So far, public and federal labs have tested only 439 people for the virus, according to figures released late Monday by the Texas Department of State Health Services. That does not include “hundreds” more tests conducted by private labs, officials said. That presumably leaves the number somewhere north of 700 people, but The Texas Tribune could not pin down officials on a precise count.
Meanwhile, sick patients like Patrick Parker, a University of Texas research assistant, are still being turned away. Parker said he tried in vain Sunday to get a test at a drive-in center run by Baylor Scott & White Hospital in North Austin. He lost $40 — and a little bit of faith in response efforts for the new coronavirus — in the process. Other Texans exhibiting symptoms told similar stories in interviews with the Tribune, but not all wanted to be identified.
Parker said Monday he’s been sick for 12 days with what appear to be COVID-19 symptoms — fever, sore throat, shortness of breath and “respiratory distress and pain.” He said he was “embarrassed to say” that he was moving around in public for the first week of his illness, and then he self-quarantined after realizing the disease was spreading in Austin.
He said he was denied in the online prescreening process by Baylor Scott & White.

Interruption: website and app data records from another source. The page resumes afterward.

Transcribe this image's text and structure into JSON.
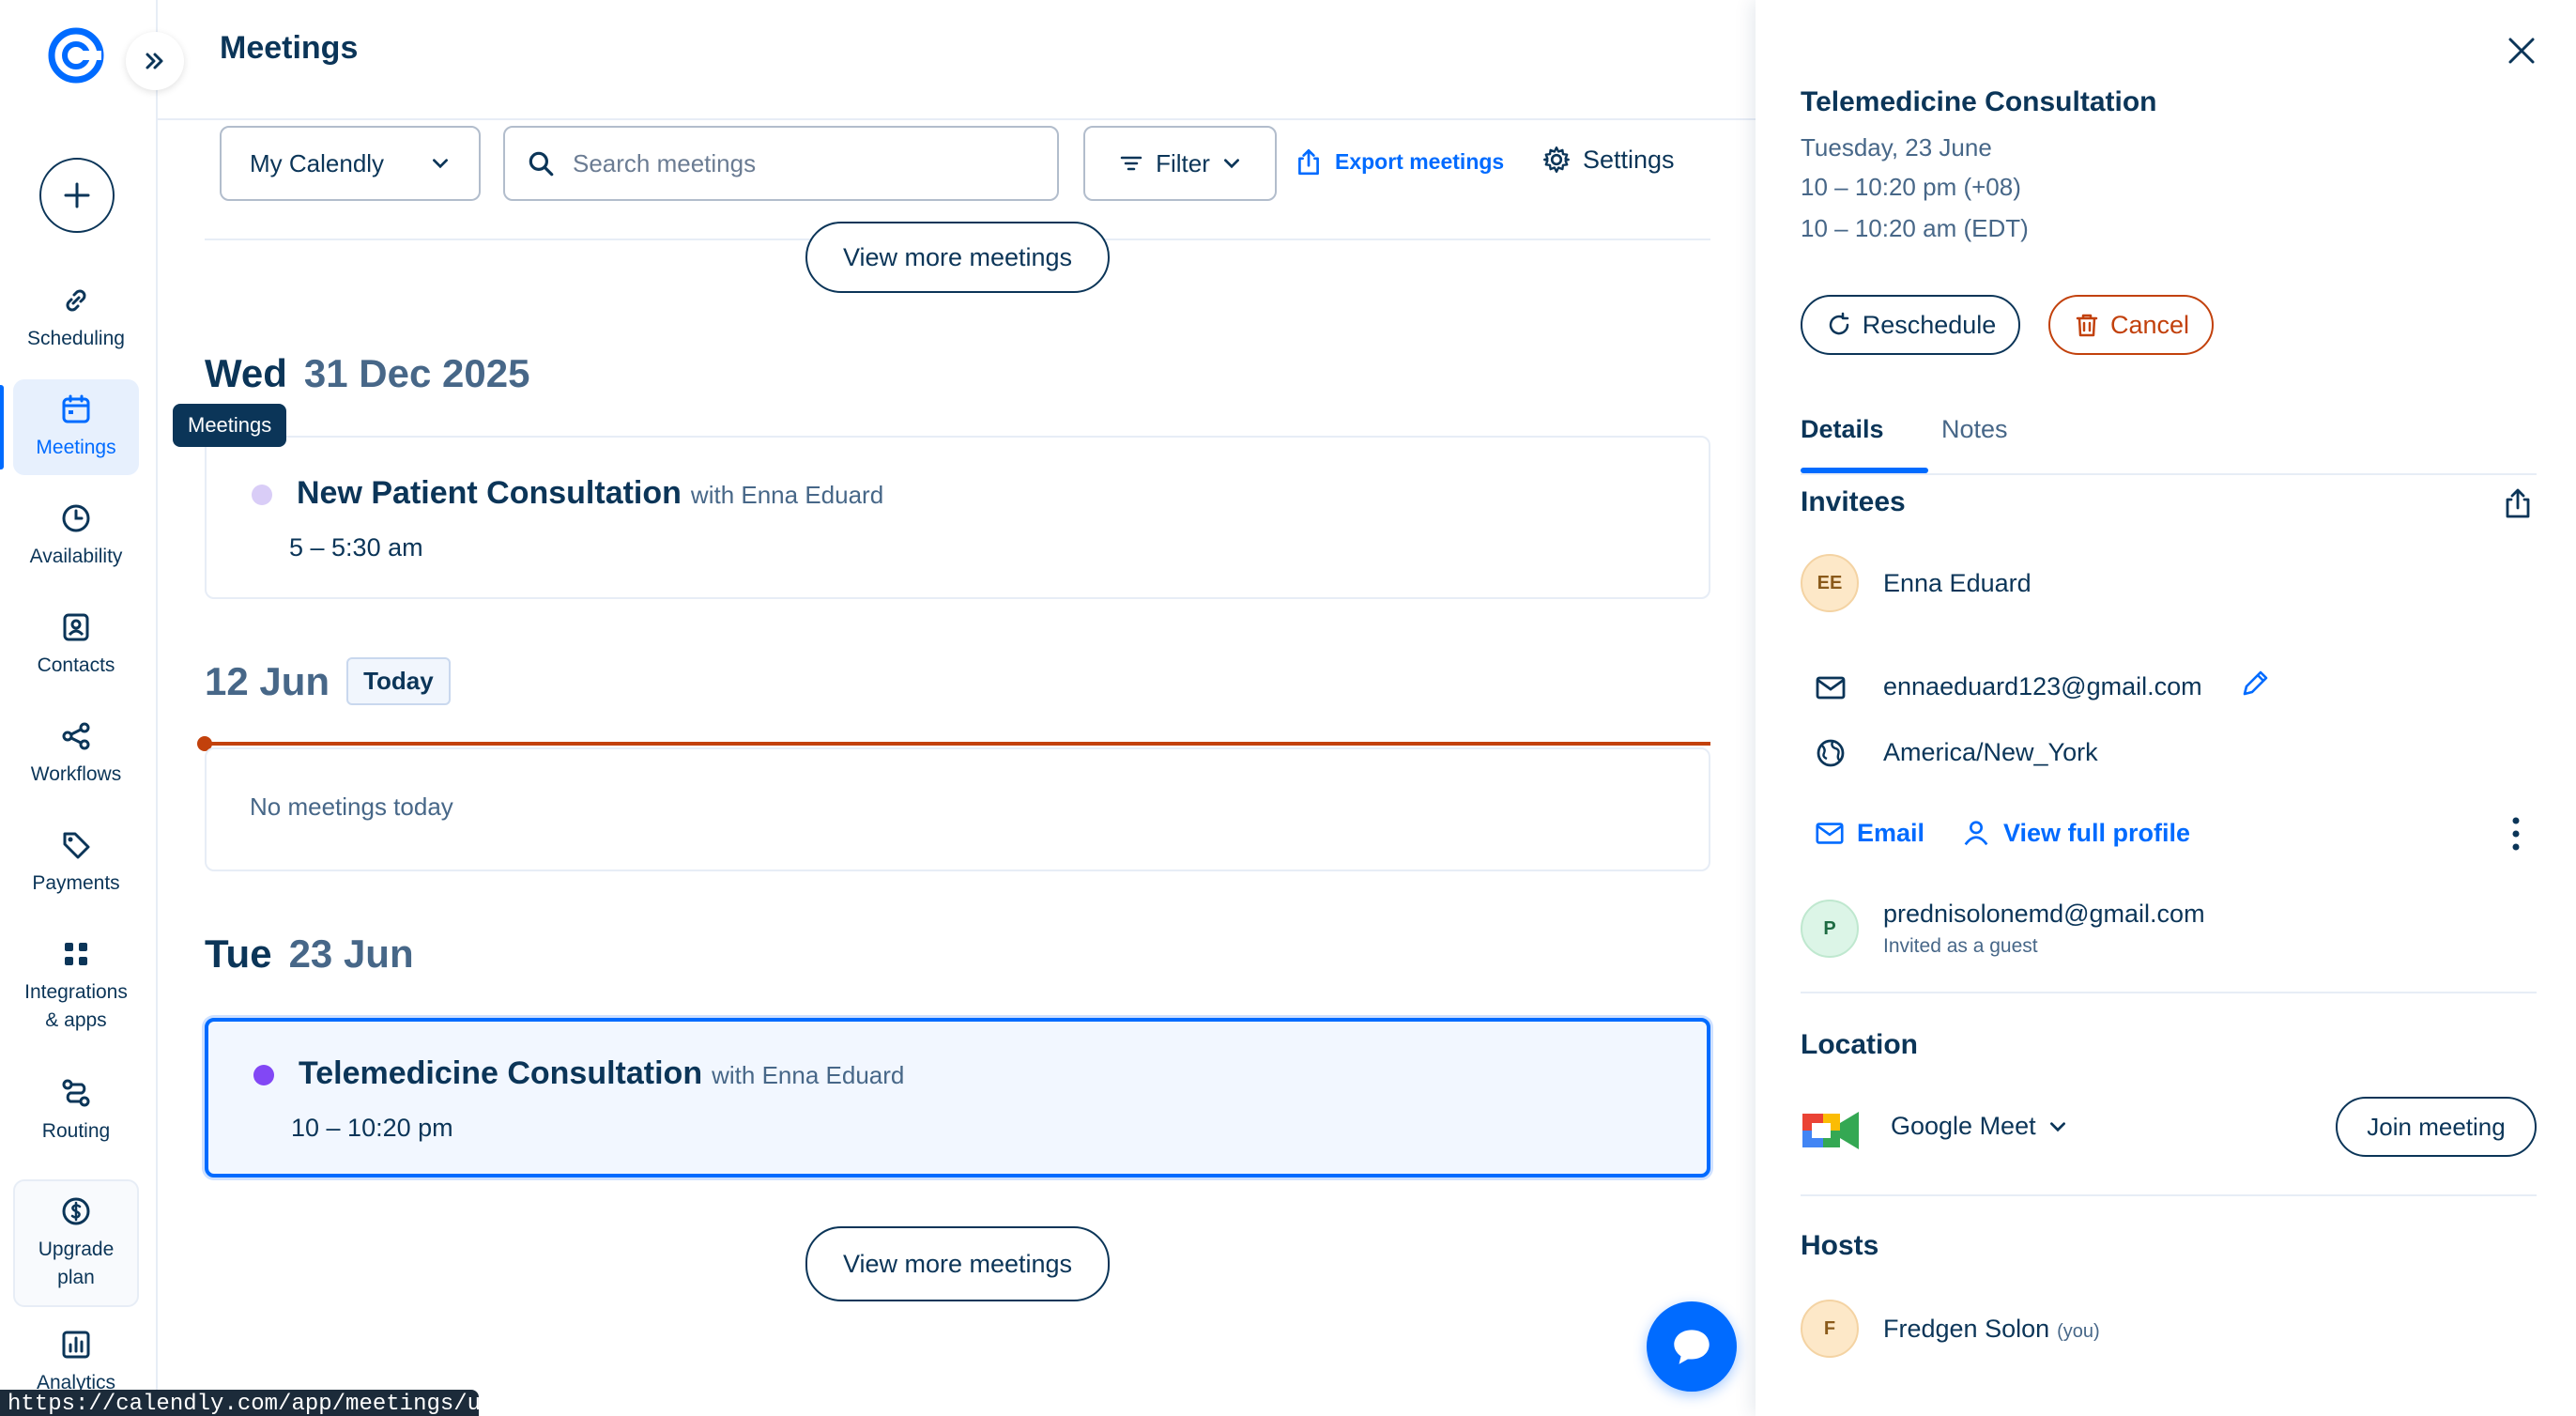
{
  "app": {
    "title": "Meetings"
  },
  "sidebar": {
    "items": [
      {
        "label": "Scheduling"
      },
      {
        "label": "Meetings"
      },
      {
        "label": "Availability"
      },
      {
        "label": "Contacts"
      },
      {
        "label": "Workflows"
      },
      {
        "label": "Payments"
      },
      {
        "label": "Integrations & apps"
      },
      {
        "label": "Routing"
      },
      {
        "label": "Upgrade plan"
      },
      {
        "label": "Analytics"
      }
    ],
    "tooltip": "Meetings",
    "accent": "#006bff"
  },
  "toolbar": {
    "calendar_select": "My Calendly",
    "search_placeholder": "Search meetings",
    "filter_label": "Filter",
    "export_label": "Export meetings",
    "settings_label": "Settings"
  },
  "main": {
    "view_more_label": "View more meetings",
    "days": [
      {
        "dow": "Wed",
        "date": "31 Dec 2025",
        "meetings": [
          {
            "title": "New Patient Consultation",
            "with": "with Enna Eduard",
            "time": "5 – 5:30 am",
            "color": "#d9cdf7"
          }
        ]
      },
      {
        "dow": "",
        "date": "12 Jun",
        "badge": "Today",
        "empty_text": "No meetings today"
      },
      {
        "dow": "Tue",
        "date": "23 Jun",
        "meetings": [
          {
            "title": "Telemedicine Consultation",
            "with": "with Enna Eduard",
            "time": "10 – 10:20 pm",
            "color": "#8247f5"
          }
        ]
      }
    ]
  },
  "status_bar": {
    "url": "https://calendly.com/app/meetings/user/me"
  },
  "panel": {
    "title": "Telemedicine Consultation",
    "date": "Tuesday, 23 June",
    "time_local": "10 – 10:20 pm (+08)",
    "time_edt": "10 – 10:20 am (EDT)",
    "reschedule_label": "Reschedule",
    "cancel_label": "Cancel",
    "tabs": [
      {
        "label": "Details"
      },
      {
        "label": "Notes"
      }
    ],
    "invitees_title": "Invitees",
    "invitee": {
      "initials": "EE",
      "name": "Enna Eduard",
      "email": "ennaeduard123@gmail.com",
      "timezone": "America/New_York",
      "email_action": "Email",
      "profile_action": "View full profile"
    },
    "guest": {
      "initials": "P",
      "email": "prednisolonemd@gmail.com",
      "note": "Invited as a guest"
    },
    "location_title": "Location",
    "location": {
      "name": "Google Meet",
      "join_label": "Join meeting"
    },
    "hosts_title": "Hosts",
    "host": {
      "initials": "F",
      "name": "Fredgen Solon",
      "tag": "(you)"
    }
  }
}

“It seems like they are only testing people who are very sick or who have just traveled from high-risk areas. I show the primary symptoms of COVID, but I can’t figure out how to get tested,” he said. “In order for us to get a handle on this so we’re not just stumbling in the dark, we need mass testing.“
Something resembling mass testing is what Abbott vowed would be happening by the end of the week in Texas — about 10,000 per week. That would dwarf what’s happened so far and put Texas closer to similarly sized states that have already conducted thousands of tests, according to data compiled by a national consortium of journalists.
Figures provided by DSHS, together with statistics gathered by The COVID Tracking Project, appear to put Texas, the second most populous state, toward the bottom of the top five states, depending on which figures for Texas are used. As of late Monday, California had tested at least 8,300 people; New York had tested 7,200; Florida had tested 1,300; and Illinois had tested 1,025, figures show.
Where Texas ultimately lands on the testing spectrum won’t be clear until the dust settles a bit on all the fast-moving coronavirus developments and the reporting of data from states improves. Nationwide, the Trump administration said, almost 2 million tests would be available to some 2,000 labs by the end of this week.